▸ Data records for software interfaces
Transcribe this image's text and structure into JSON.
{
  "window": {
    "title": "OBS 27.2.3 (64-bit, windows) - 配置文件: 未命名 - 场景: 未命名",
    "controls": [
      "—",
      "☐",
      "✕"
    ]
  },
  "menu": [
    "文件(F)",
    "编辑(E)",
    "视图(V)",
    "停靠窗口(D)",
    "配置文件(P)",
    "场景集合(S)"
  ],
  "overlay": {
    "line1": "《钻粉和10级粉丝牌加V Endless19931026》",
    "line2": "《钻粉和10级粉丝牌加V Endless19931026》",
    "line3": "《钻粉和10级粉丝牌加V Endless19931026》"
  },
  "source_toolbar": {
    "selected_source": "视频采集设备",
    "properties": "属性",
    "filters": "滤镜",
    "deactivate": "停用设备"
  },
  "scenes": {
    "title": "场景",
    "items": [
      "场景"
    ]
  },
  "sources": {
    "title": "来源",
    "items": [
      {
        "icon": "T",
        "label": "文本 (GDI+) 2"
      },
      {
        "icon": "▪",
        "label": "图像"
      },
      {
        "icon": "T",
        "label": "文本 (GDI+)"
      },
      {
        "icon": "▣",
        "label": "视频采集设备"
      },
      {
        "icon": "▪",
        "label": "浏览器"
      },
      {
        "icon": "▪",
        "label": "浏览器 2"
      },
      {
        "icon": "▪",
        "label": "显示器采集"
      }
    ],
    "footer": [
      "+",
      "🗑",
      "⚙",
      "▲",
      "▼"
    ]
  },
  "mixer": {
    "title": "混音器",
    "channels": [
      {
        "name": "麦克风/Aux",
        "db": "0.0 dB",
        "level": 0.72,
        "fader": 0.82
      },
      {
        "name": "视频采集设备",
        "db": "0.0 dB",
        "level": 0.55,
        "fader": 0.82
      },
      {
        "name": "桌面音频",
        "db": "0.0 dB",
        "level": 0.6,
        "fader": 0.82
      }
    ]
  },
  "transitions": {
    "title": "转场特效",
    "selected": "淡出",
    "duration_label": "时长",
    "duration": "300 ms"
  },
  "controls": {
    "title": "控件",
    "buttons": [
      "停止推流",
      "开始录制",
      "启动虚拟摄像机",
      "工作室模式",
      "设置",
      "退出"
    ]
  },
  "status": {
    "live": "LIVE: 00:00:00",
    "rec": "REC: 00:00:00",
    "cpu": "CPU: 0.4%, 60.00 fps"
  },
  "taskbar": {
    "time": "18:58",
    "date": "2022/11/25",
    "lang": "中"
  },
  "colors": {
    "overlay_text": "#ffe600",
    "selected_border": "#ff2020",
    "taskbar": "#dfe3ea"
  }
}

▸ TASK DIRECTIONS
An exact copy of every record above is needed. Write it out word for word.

▸ WRITTEN RESPONSE
Transcribe this image's text and structure into JSON.
{
  "window": {
    "title": "OBS 27.2.3 (64-bit, windows) - 配置文件: 未命名 - 场景: 未命名",
    "controls": [
      "—",
      "☐",
      "✕"
    ]
  },
  "menu": [
    "文件(F)",
    "编辑(E)",
    "视图(V)",
    "停靠窗口(D)",
    "配置文件(P)",
    "场景集合(S)"
  ],
  "overlay": {
    "line1": "《钻粉和10级粉丝牌加V Endless19931026》",
    "line2": "《钻粉和10级粉丝牌加V Endless19931026》",
    "line3": "《钻粉和10级粉丝牌加V Endless19931026》"
  },
  "source_toolbar": {
    "selected_source": "视频采集设备",
    "properties": "属性",
    "filters": "滤镜",
    "deactivate": "停用设备"
  },
  "scenes": {
    "title": "场景",
    "items": [
      "场景"
    ]
  },
  "sources": {
    "title": "来源",
    "items": [
      {
        "icon": "T",
        "label": "文本 (GDI+) 2"
      },
      {
        "icon": "▪",
        "label": "图像"
      },
      {
        "icon": "T",
        "label": "文本 (GDI+)"
      },
      {
        "icon": "▣",
        "label": "视频采集设备"
      },
      {
        "icon": "▪",
        "label": "浏览器"
      },
      {
        "icon": "▪",
        "label": "浏览器 2"
      },
      {
        "icon": "▪",
        "label": "显示器采集"
      }
    ],
    "footer": [
      "+",
      "🗑",
      "⚙",
      "▲",
      "▼"
    ]
  },
  "mixer": {
    "title": "混音器",
    "channels": [
      {
        "name": "麦克风/Aux",
        "db": "0.0 dB",
        "level": 0.72,
        "fader": 0.82
      },
      {
        "name": "视频采集设备",
        "db": "0.0 dB",
        "level": 0.55,
        "fader": 0.82
      },
      {
        "name": "桌面音频",
        "db": "0.0 dB",
        "level": 0.6,
        "fader": 0.82
      }
    ]
  },
  "transitions": {
    "title": "转场特效",
    "selected": "淡出",
    "duration_label": "时长",
    "duration": "300 ms"
  },
  "controls": {
    "title": "控件",
    "buttons": [
      "停止推流",
      "开始录制",
      "启动虚拟摄像机",
      "工作室模式",
      "设置",
      "退出"
    ]
  },
  "status": {
    "live": "LIVE: 00:00:00",
    "rec": "REC: 00:00:00",
    "cpu": "CPU: 0.4%, 60.00 fps"
  },
  "taskbar": {
    "time": "18:58",
    "date": "2022/11/25",
    "lang": "中"
  },
  "colors": {
    "overlay_text": "#ffe600",
    "selected_border": "#ff2020",
    "taskbar": "#dfe3ea"
  }
}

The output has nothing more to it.